He also believes that the common aim of all religions, an aim that everyone must try to find, is to foster tolerance, altruism, and love. He retired from politics in 2011. But, as one among six million Tibetans, His Holiness said he will continue to serve the cause of Tibet.

In 1959, His Holiness the 14th Dalai Lama along with thousands of others escaped to India, where he was given political asylum. The spiritual leader has set up a government and rebuilt monasteries where masters pass on their teachings to young monks. Tibetans in exile have succeeded in gradually rebuilding their monasteries, preserving their culture, restructuring their society and keeping it alive, in spite of the extremely difficult circumstances.

The Chinese Communist totalitarian regime (PRC) began their invasion of Tibet in 1949, reaching complete occupation of the country in 1959. Since that time, more than 1.2 million people, 20% of the nation's population of six million, have died as a direct result of China's illegal invasion and ruthless occupation. In addition, over 99% of Tibet's six thousand religious monasteries, temples, and shrines, have been looted or decimated resulting in the destruction of hundreds of thousands of sacred Buddhist scriptures.

Donald Trump last month became the first US President to convene a meeting at the United Nations on religious freedom. He kicked off the U.N. General Assembly’s annual session with a “Global Call to Protect Religious Freedom.”

Flanked by Secretary-General António Guterres and Vice President Mike Pence, the president declared: “No right is more fundamental to a peaceful, prosperous, flourishing society than religious freedom, yet it is rare around the world. As we speak, many people of faith are being jailed, murdered, often at the hands of their own government.” More than 80% of the world’s population lived in nations that restrict religious freedom as of 2009, and the situation hasn’t improved, according to Pew Research.

President Trump’s call to action was the culmination of a series of advances on international religious freedom over the past two years. U.S. officials at the U.N. have repeatedly issued statements indicating that religious freedom is America’s top human-rights priority. In July the State Department hosted its second annual Ministerial to Advance Religious Freedom in Washington.
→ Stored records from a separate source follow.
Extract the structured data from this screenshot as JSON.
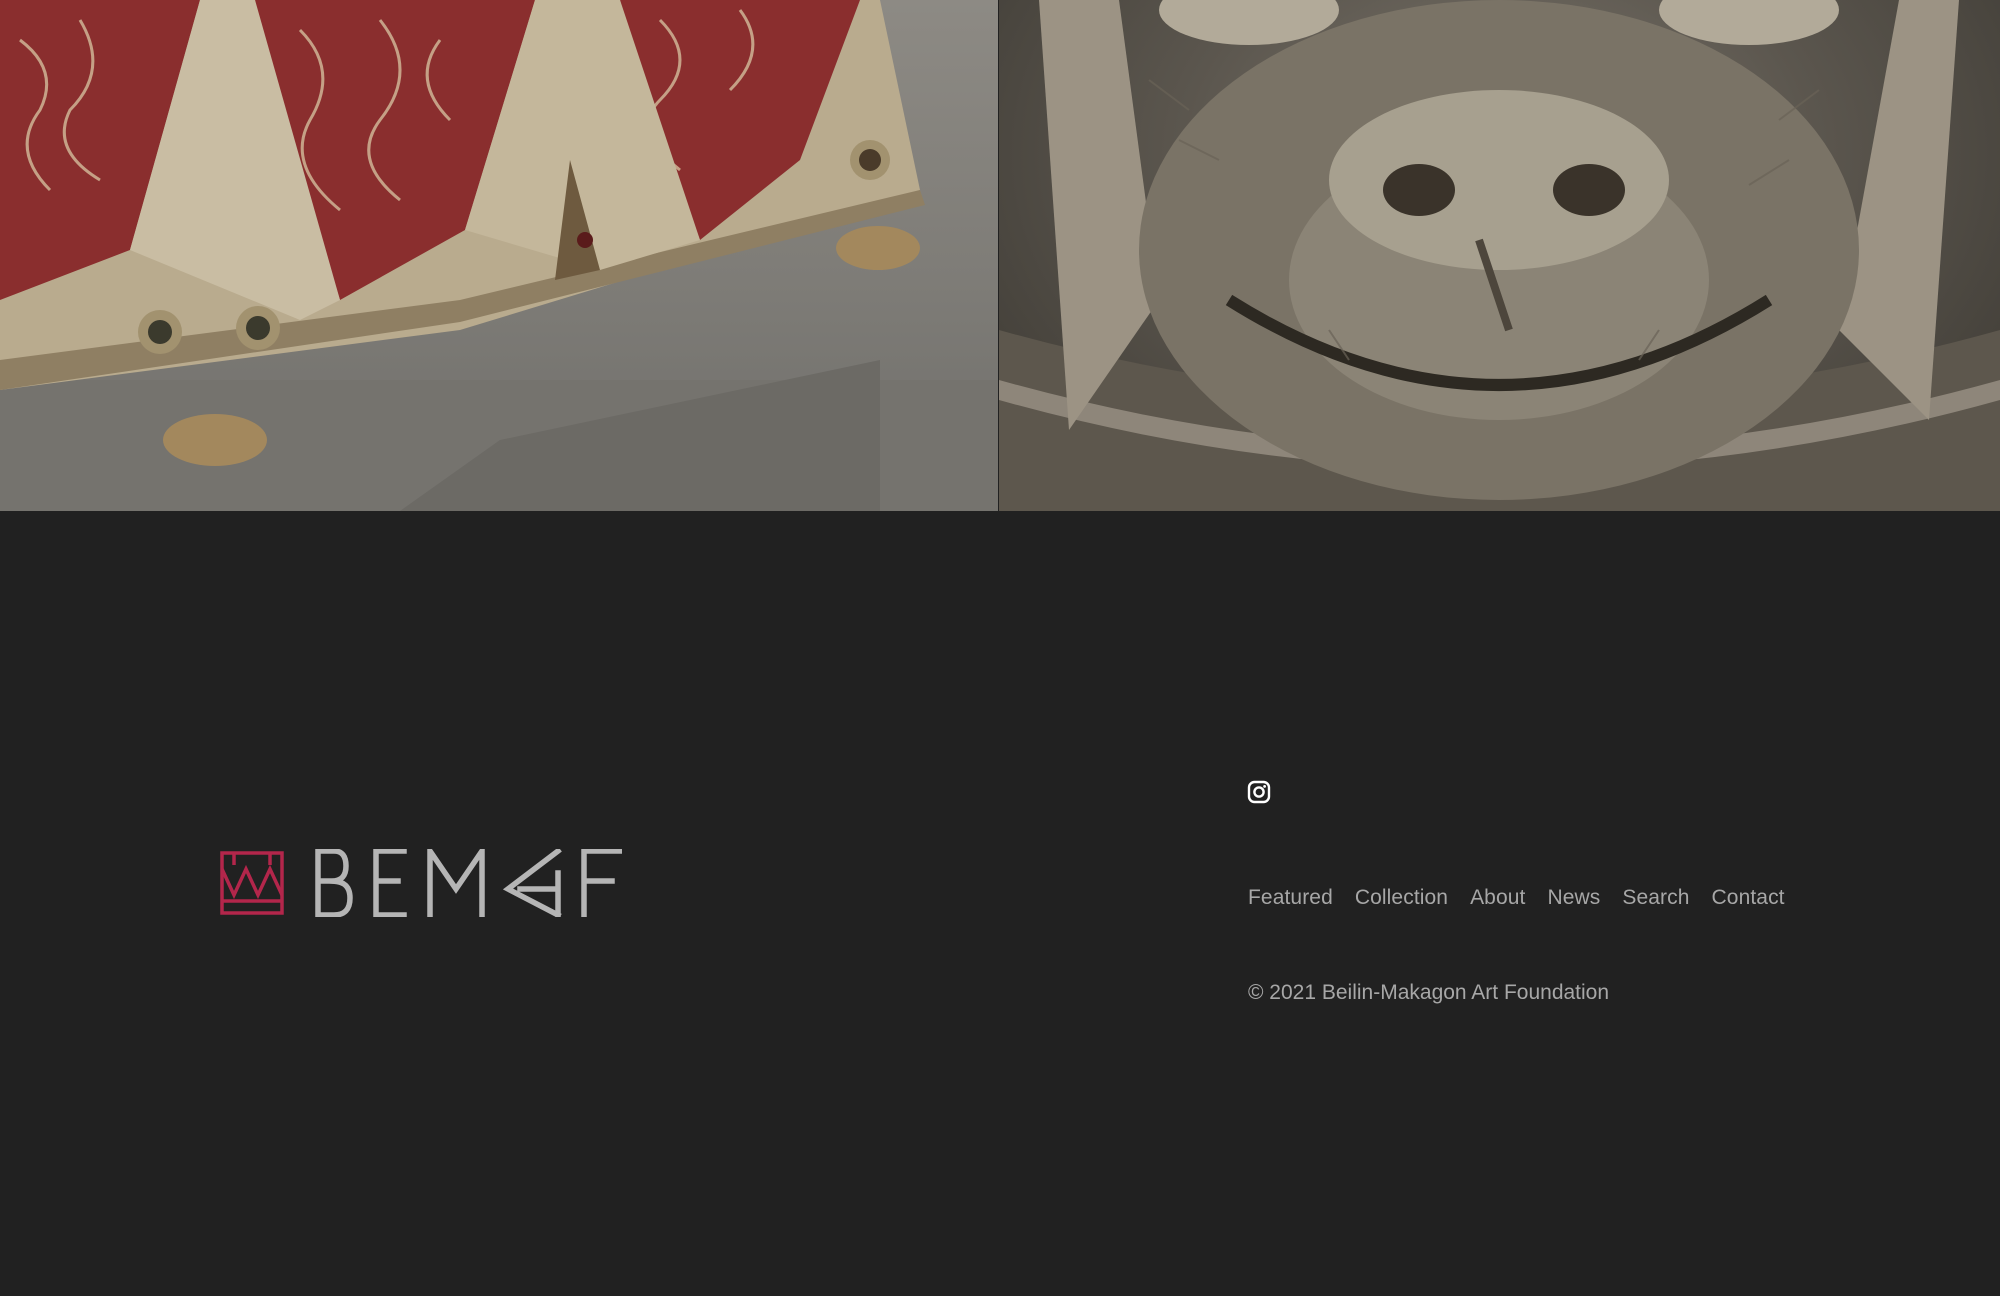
{
  "hero": {
    "left_image": "ornate enamel silver casket with red floral panels",
    "right_image": "silver dog head sculpture close-up"
  },
  "logo": {
    "wordmark": "BEMAF",
    "mark_color": "#b3264b",
    "wordmark_color": "#b5b5b5"
  },
  "social": {
    "icon": "instagram-icon"
  },
  "nav": {
    "items": [
      {
        "label": "Featured"
      },
      {
        "label": "Collection"
      },
      {
        "label": "About"
      },
      {
        "label": "News"
      },
      {
        "label": "Search"
      },
      {
        "label": "Contact"
      }
    ]
  },
  "footer": {
    "copyright": "© 2021 Beilin-Makagon Art Foundation"
  },
  "colors": {
    "background": "#212121",
    "text": "#a7a7a7"
  }
}
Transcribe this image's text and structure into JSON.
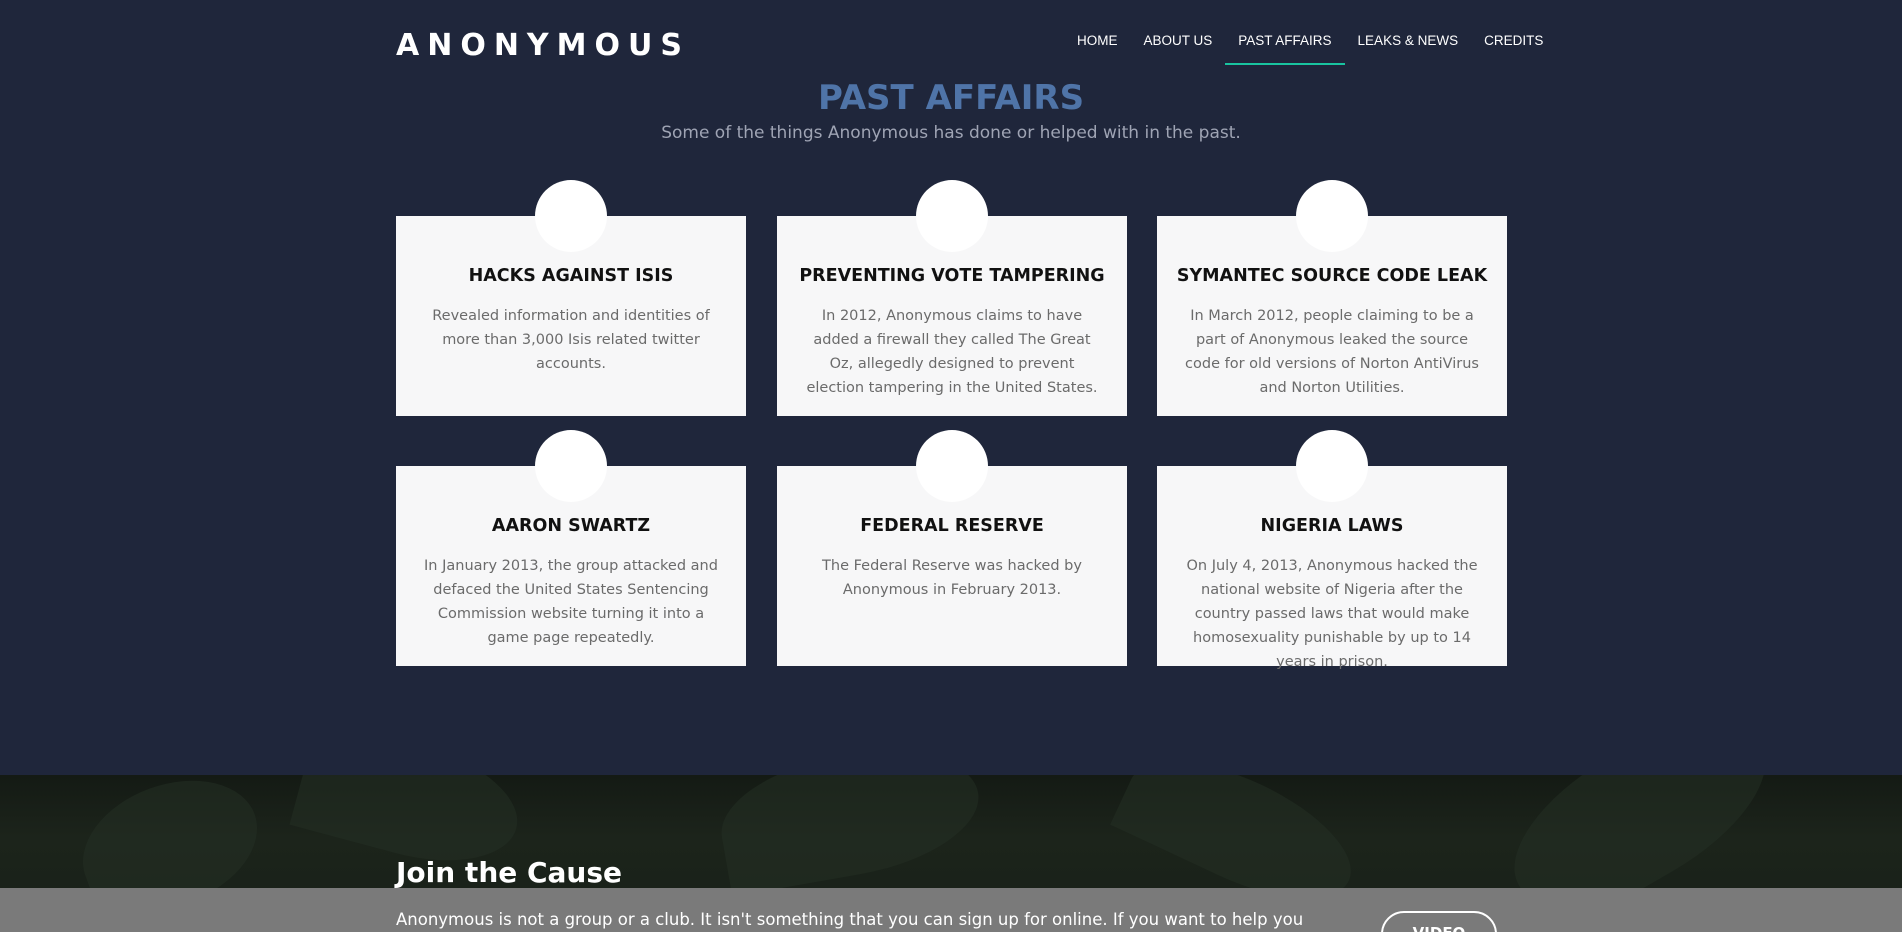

Officials from more than 100 countries and more than 1,000 civil-society leaders gathered to discuss the subject.

At the U.N., Trump also announced that the U.S. is committing $25 million to religious-freedom efforts and launching a coalition of businesses for religious freedom. A few weeks ago the administration launched the International Religious Freedom Alliance, the first international body devoted to advancing religious freedom. The alliance is intended to “build on efforts to date and bring like-minded countries together to confront challenges of international religious freedom,” Secretary of State Mike Pompeo said in his keynote address at the July ministerial.

The President has now made clear that the U.S. intends to engage the U.N. system where it has the potential to make a positive impact on those suffering human rights abuses, particularly abuses of the right to freedom of religion. As the president said, it’s an issue of “urgent moral duty” for all nations.